  4. Explain to students that they have just written an algorithm for their morning. As per the definition of an algorithm they have written a step-by-step set of instructions for the task they chose at the beginning of the lesson.
  5. When students have finished their steps ask if there are any steps that had a choice in them?
    • For example did they choose to put on rain boots because it was raining? Did they choose between two breakfast foods cereal or bread?
    • Now have students go through their steps and find the points where they made a choice and highlight those steps in yellow or draw a square around them. 
  6. Next ask if there are any steps that are repeated? For example if they chose brushing their teeth do they just push the tooth brush back-and-forth once? No they’d do that multiple times OR if they chose eating breaking do they just take a bite of cereal once? No they would take multiple bites of cereal. 
  7. Have students highlight the steps that get repeated in pink OR have them circle those steps. 
  8. Explain the rest of the steps that are not highlighted would be considered the statements, or functions, or procedures.
  9. The yellow or square steps would be the conditionals they are decision points where a condition was met or not met to influence the outcome. Computers are great at using these steps to decide what to do next in a program or plan.  
  10. The pink or circled steps are can be called loops. Computers are really good at these repeating commands. In them a step gets repeated several times.
  11. Explain that computers seem really smart but in fact are only good at following instructions step-by-step just like we did with the pseudocode.  


  • Did it take more or less steps than you thought to map out the activity you chose?
  • Were there any concepts that were super confusing or you didn’t understand? See if you can have another student explain it to them as the “coding advocate”. 
  • Did they do these activities in the a.m. or p.m.?
  • Students could also go through and add duration estimates beside each step and add up the total time to do the activity. 

Suggested Lessons

Intended Province:


  • Subjects:
  • Math

Key Curriculum Concepts

  • Time
  • AM/PM
  • Duration
  • Before/after

Key Coding Concepts

  • Pseudocode
    Pseudocode is a way of explaining code in steps that are understandable to humans.

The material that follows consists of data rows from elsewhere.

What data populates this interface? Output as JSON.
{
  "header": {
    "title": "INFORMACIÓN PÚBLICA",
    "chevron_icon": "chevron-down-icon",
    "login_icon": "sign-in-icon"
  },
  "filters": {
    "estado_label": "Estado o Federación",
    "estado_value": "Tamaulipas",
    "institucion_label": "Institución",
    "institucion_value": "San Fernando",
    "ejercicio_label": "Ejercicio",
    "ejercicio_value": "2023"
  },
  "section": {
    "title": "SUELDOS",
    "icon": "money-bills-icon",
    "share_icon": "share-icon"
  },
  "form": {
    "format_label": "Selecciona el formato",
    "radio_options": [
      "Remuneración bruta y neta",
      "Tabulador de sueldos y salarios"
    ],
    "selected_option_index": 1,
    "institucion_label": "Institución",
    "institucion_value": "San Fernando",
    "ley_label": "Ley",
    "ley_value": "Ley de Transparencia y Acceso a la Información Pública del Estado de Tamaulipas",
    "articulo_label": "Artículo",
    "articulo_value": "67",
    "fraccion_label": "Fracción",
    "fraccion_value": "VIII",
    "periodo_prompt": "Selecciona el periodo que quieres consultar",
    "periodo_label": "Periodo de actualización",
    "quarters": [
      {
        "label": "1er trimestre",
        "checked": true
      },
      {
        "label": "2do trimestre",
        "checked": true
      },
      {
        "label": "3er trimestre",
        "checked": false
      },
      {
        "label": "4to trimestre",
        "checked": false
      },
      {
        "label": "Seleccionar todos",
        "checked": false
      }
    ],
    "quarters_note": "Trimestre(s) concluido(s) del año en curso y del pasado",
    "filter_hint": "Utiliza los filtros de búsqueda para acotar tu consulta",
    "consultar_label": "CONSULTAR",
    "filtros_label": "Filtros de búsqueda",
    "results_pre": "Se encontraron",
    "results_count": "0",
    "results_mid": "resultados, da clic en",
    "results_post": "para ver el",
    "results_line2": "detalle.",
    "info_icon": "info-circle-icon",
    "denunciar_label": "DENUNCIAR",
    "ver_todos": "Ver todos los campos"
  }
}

Pseudocode won’t actually work on a computer but it can help programmers better understand the way computers think. 

    An algorithm is a term for a step-by-step list of instructions that a computer will follow. You can think of it as a plan. 

    A named piece of a program that performs a specific task. These are actions e.g. DO this _____

    Conditions mean that we are checking to see if a specified requirement is met in order to run a piece of code or in this case a step. E.g. IF it was raining THEN I would put on a rain jacket as I was getting ready. IF it was not raining THEN you wouldn’t put on a rain coat 

    Are pieces of code that get repeated. 

    Rules of how to write statements in a programming language